• [THE RECORDS]:

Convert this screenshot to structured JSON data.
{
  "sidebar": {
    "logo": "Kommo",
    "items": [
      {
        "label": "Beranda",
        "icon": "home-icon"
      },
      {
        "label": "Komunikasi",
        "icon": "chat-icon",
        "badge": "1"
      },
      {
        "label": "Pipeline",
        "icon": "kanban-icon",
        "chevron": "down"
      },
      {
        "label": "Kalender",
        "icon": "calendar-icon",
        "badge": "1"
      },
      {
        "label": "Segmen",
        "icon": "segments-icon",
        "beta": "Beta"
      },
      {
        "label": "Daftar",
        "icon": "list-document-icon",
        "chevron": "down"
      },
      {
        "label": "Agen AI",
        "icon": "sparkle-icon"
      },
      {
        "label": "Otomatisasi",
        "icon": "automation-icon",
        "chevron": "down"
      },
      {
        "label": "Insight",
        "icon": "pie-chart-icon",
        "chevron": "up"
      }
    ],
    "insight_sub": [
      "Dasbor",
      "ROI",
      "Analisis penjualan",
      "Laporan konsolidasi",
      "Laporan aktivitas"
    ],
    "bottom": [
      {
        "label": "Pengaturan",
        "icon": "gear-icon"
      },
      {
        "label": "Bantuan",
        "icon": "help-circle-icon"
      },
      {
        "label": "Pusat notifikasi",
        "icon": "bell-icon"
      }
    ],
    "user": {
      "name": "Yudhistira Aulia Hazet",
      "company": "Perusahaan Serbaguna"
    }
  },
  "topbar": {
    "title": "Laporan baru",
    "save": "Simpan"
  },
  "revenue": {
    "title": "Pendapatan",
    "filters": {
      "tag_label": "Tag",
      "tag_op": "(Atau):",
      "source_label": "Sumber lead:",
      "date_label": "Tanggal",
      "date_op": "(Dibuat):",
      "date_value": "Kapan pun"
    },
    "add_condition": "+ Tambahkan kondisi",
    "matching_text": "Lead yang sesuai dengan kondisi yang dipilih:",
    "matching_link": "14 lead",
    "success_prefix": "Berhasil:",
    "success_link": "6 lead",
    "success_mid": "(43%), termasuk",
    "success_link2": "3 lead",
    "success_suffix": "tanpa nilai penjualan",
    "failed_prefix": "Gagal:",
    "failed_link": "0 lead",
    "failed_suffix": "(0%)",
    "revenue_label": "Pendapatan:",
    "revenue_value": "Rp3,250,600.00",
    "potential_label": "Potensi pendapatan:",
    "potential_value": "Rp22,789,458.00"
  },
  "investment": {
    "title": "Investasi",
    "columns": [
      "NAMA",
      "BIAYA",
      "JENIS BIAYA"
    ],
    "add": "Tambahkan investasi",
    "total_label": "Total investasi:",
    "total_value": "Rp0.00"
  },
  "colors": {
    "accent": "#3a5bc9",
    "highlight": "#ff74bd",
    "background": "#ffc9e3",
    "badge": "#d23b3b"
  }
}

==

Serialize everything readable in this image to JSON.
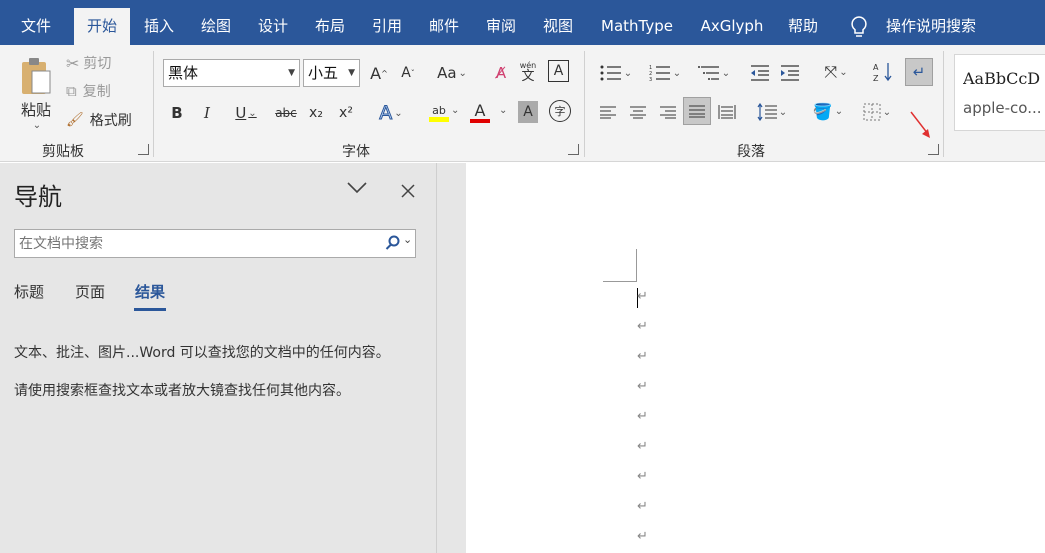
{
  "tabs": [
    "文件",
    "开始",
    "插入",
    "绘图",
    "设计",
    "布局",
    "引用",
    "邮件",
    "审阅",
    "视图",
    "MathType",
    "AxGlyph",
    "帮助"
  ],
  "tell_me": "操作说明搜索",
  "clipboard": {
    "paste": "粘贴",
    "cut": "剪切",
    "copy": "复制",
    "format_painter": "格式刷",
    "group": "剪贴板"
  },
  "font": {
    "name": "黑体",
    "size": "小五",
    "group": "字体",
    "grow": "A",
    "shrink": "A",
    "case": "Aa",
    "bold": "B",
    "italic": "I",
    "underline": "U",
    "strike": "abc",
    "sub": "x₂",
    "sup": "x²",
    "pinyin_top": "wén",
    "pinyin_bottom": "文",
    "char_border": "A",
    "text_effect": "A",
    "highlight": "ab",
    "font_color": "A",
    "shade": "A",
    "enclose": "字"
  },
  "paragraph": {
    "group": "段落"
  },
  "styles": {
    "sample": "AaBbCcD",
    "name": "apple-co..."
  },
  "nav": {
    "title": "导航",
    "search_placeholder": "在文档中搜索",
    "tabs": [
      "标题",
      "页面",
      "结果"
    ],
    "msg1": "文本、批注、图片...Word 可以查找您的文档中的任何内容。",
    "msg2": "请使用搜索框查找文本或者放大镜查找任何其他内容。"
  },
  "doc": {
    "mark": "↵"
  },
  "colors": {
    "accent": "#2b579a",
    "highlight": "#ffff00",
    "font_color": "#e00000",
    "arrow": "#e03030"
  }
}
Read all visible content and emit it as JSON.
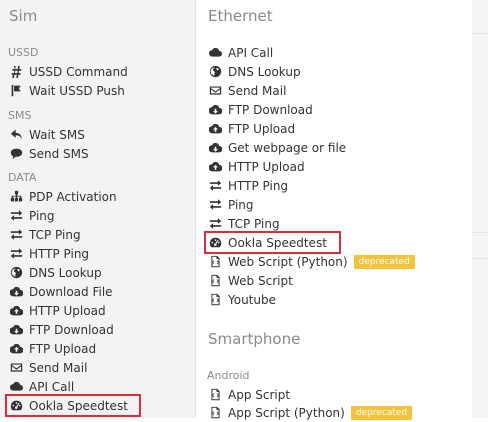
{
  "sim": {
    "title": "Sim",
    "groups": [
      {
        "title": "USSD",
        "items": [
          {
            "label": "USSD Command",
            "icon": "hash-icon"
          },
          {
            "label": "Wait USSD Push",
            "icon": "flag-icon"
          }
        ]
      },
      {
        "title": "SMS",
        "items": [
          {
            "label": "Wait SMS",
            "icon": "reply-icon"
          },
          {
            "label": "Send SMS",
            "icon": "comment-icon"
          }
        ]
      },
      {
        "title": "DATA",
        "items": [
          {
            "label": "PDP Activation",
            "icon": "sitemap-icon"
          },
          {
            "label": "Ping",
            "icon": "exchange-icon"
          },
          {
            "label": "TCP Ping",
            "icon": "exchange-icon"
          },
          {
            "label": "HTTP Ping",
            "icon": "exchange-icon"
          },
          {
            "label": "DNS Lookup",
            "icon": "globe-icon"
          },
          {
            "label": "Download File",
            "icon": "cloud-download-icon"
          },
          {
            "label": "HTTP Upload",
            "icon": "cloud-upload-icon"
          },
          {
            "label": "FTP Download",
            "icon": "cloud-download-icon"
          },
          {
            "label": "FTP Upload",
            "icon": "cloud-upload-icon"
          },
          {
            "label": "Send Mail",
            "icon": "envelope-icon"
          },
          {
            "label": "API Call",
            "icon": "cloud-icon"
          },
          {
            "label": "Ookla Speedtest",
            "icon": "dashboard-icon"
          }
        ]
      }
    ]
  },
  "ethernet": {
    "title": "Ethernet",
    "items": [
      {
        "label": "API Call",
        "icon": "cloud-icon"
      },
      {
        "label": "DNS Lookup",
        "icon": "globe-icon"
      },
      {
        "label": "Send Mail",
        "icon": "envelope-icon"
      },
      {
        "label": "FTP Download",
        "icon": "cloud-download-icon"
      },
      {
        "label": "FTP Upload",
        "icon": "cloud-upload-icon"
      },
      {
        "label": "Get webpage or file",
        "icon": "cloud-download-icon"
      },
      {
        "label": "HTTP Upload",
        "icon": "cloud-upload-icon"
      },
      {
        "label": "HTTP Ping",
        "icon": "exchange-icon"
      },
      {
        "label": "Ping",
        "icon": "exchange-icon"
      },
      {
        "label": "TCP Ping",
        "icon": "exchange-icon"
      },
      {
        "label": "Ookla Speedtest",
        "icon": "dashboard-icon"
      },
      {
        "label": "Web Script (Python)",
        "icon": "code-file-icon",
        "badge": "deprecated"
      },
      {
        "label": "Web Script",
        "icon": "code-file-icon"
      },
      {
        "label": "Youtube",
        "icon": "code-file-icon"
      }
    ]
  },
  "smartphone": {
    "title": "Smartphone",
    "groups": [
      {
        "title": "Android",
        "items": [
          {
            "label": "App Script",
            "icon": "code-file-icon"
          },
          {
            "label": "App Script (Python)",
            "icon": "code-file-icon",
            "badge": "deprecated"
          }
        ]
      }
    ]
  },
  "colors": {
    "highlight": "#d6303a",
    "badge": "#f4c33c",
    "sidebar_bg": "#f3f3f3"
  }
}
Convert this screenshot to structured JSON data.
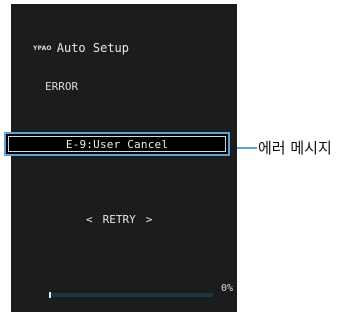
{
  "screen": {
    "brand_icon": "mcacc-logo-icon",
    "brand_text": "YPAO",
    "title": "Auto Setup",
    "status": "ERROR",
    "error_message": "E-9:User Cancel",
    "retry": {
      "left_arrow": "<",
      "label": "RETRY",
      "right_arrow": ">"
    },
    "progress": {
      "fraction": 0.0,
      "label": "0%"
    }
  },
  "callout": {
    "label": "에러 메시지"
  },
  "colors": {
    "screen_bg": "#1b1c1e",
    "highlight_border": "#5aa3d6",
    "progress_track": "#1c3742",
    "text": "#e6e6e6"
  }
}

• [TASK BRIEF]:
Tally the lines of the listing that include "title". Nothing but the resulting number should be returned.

• [WORKED SOLUTION]:
12